Data entries
..............................

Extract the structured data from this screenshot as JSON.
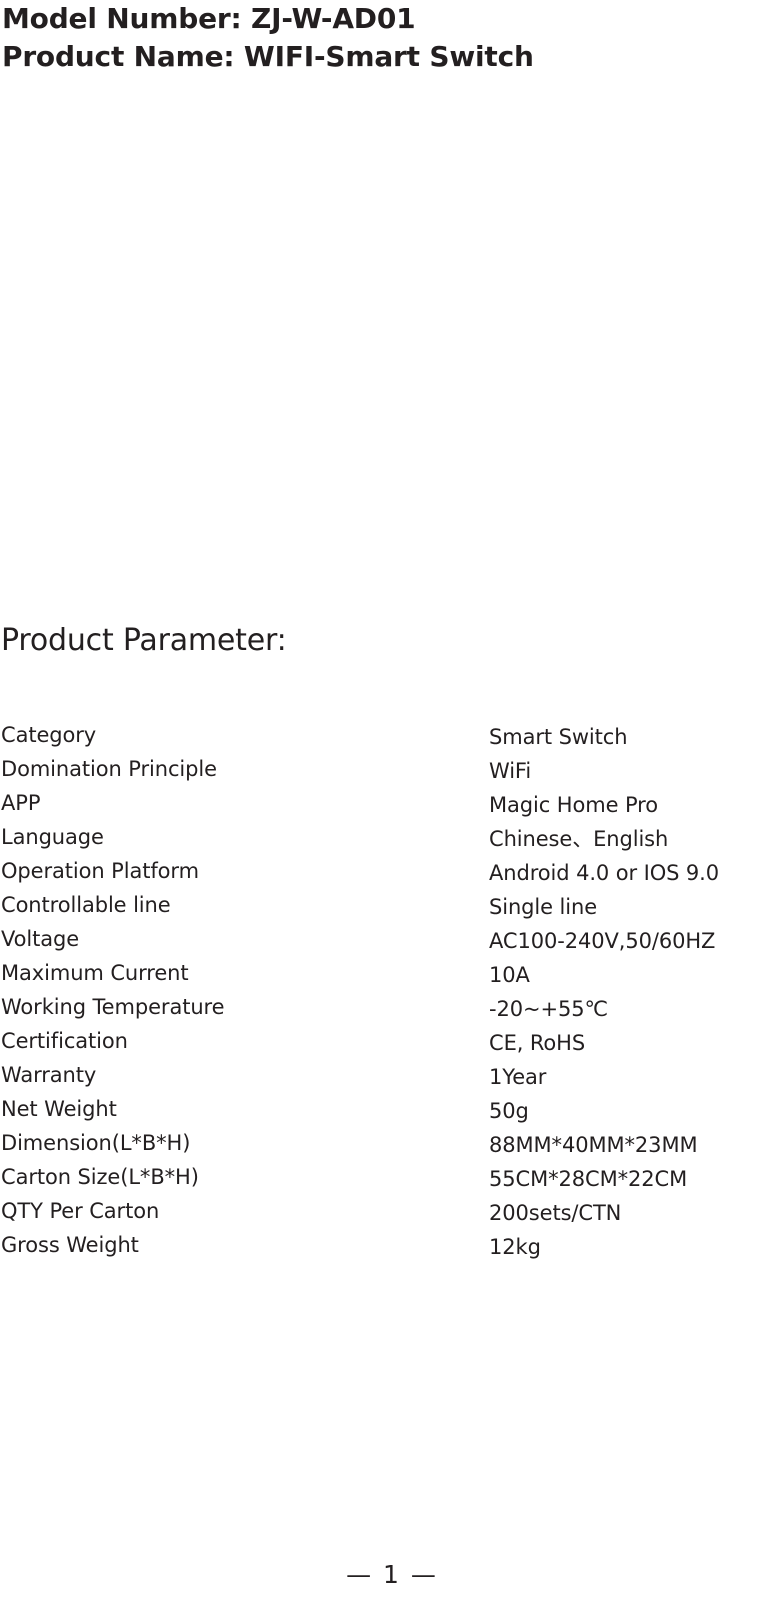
{
  "header": {
    "lines": [
      "Model Number: ZJ-W-AD01",
      "Product Name: WIFI-Smart Switch"
    ]
  },
  "section": {
    "heading": "Product Parameter:"
  },
  "parameters": {
    "rows": [
      {
        "label": "Category",
        "value": "Smart Switch"
      },
      {
        "label": "Domination Principle",
        "value": "WiFi"
      },
      {
        "label": "APP",
        "value": "Magic Home Pro"
      },
      {
        "label": "Language",
        "value": "Chinese、English"
      },
      {
        "label": "Operation Platform",
        "value": "Android 4.0 or IOS 9.0"
      },
      {
        "label": "Controllable line",
        "value": "Single line"
      },
      {
        "label": "Voltage",
        "value": "AC100-240V,50/60HZ"
      },
      {
        "label": "Maximum Current",
        "value": "10A"
      },
      {
        "label": "Working Temperature",
        "value": "-20~+55℃"
      },
      {
        "label": "Certification",
        "value": "CE, RoHS"
      },
      {
        "label": "Warranty",
        "value": "1Year"
      },
      {
        "label": "Net Weight",
        "value": "50g"
      },
      {
        "label": "Dimension(L*B*H)",
        "value": "88MM*40MM*23MM"
      },
      {
        "label": "Carton Size(L*B*H)",
        "value": "55CM*28CM*22CM"
      },
      {
        "label": "QTY Per Carton",
        "value": "200sets/CTN"
      },
      {
        "label": "Gross Weight",
        "value": "12kg"
      }
    ]
  },
  "footer": {
    "page_marker": "— 1 —"
  },
  "colors": {
    "text": "#231f20",
    "background": "#ffffff"
  }
}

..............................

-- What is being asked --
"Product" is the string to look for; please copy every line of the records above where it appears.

-- Answer space --
      "Product Name: WIFI-Smart Switch"
    "heading": "Product Parameter:"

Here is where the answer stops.